It was fashionable before the 2013 season to rip the Twins for signing starting pitcher Kevin Correia. He wasn’t quite a journeyman, having pitched for three teams since making his debut in 2003, but he was a classic low-upside, pitch-to-contact guy. There was nothing special about any of his previous seasons. For two years and a relatively modest $10 million total, the Twins were banking on getting a rotation filler: a guy who would take the ball every fifth day and grind his way through six innings.
How you view that kind of pitcher likely shaped how you felt about the signing. A rotation with five Kevin Correias is not going to be very good. A rotation where Kevin Correia is arguably your best starter — as was the case in 2013 — is almost certainly not going to be very good.
But we’ve seen Correia make 48 starts now for the Twins spanning one-and-a-half seasons. We would describe him as this: credible, and as-advertised. Wednesday was the perfect example of what he brings to the table: Correia teetered on the brink of a huge inning in the second but managed to give up just two runs to the Royals in the frame. Those turned out to be the only two runs allowed in a solid six innings, and the fact that he lost his 10th game of the year was through very little fault of his own.

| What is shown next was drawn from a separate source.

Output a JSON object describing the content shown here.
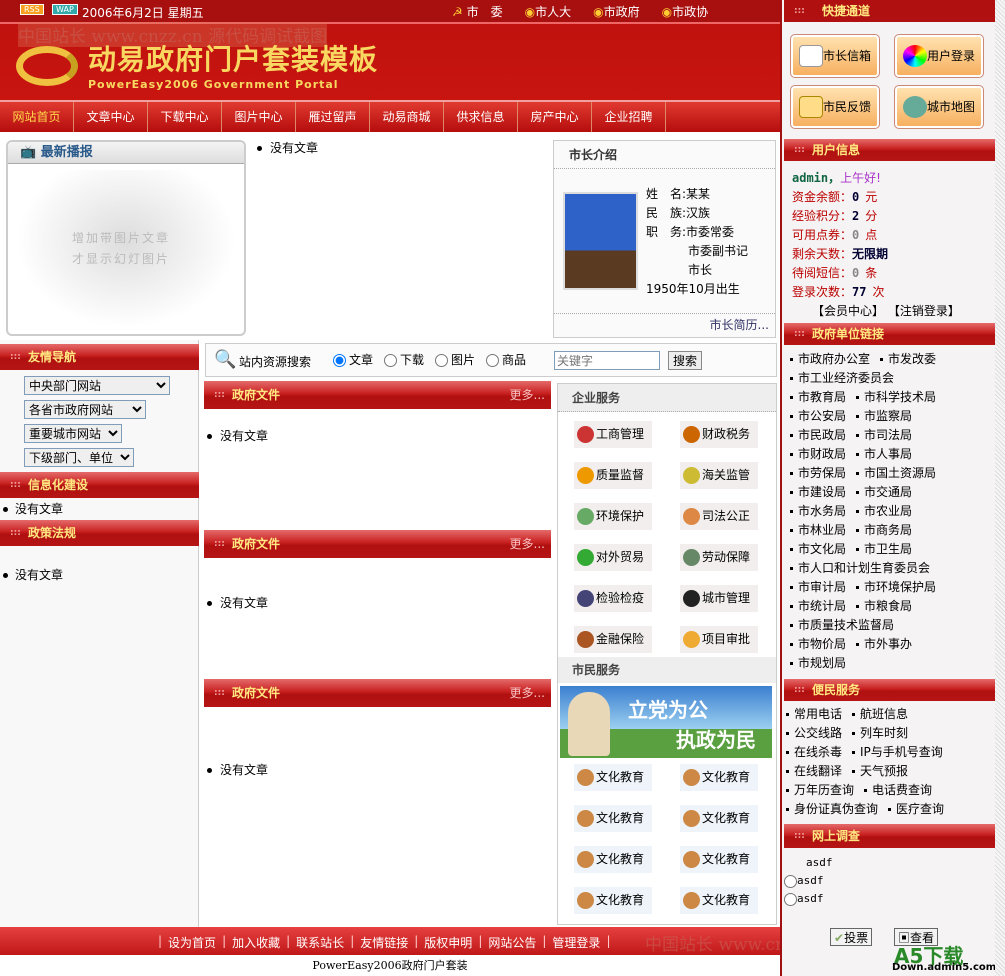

His ERA for the season is below 5 now, and it’s more like 3.50 over his last nine starts after a rough opening stretch. He hasn’t been the Twins’ best starter this season; Phil Hughes and Kyle Gibson have been much better, while the Twins should hold out hope that Ricky Nolasco’s end-of-year numbers are better than Correia’s numbers.
In a perfect rotation, there is no Correia. But as imperfect as the Twins pitching has been in recent years, they could have done a lot worse than signing a guy who has been very much as-advertised.
A week ago, we had this idea: create a series of posts based on events in the past and imagine how they might have “blown up Twitter,” as the kids like to say, if Twitter had been around then.
You gave us several very good suggestions for ground to cover. The next step was coming up with a format, and we decided on this: creating a cast of fictional mostly Minnesota-based Twitter characters, with fake tweets, to cover the five biggest moments of each event we pick. With that in mind, our first topic is the 1991 World Series:
HRBEK PULLS GANT OFF THE BAG
Average Minnesota guy: THAT’S WHY WE LOVE U HRBIE!!!!
Minnesota guy who makes obvious jokes: Is this wrestling or is this baseball? Who cares, I love it!
Minnesota fan who never sees it the other way: Gant’s momentum obviously carried him off the bag. Good call. #noharmnofoul
BRAVES WIN GAME 4 ON JERRY WILLARD SAC FLY
Average Minnesota guy: JERRY WHO? #ComeOn
Minnesota guy who takes things too seriously: Jack Buck? More like Joke Buck. Pretty close play at the plate to say it’s “gonna be a winner.”
Sports business guy: Jerry Willard wasn’t even on the Braves’ opening day roster and is making the MLB minimum. #value
PUCKETT’S HOME RUN WINS GAME 6
Minnesota fan who thinks mashing on the keyboard is a funny way to show excitement: aklsdjfkl;jasdfkl;jsdfnsdaklf;sdnfkl;aklsdjfdsaas
99 percent of Minnesotans on Twitter: I can’t take another night of this.
LONNIE SMITH/CHUCK KNOBLAUCH PLAY
Legitimately clever Minnesotan: They call Lonnie Smith “skates,” and that was an awkward power stop. #hotsportstakes #hotsportsskates
Minnesotan who had no idea of the future: I will 4ever love Chuck Knoblauch after that play. #rookieoftheyear
GENE LARKIN WINS IT IN THE 10TH INNING OF GAME 7
RandBallsStu: I need a drink and a cigarette.
Carefully composed tweet guy: The first six heart attacks were totally worth the seventh one. WORLD CHAMPS
Going to be sad in the future guy: Winning is fun! Let’s do this all the time!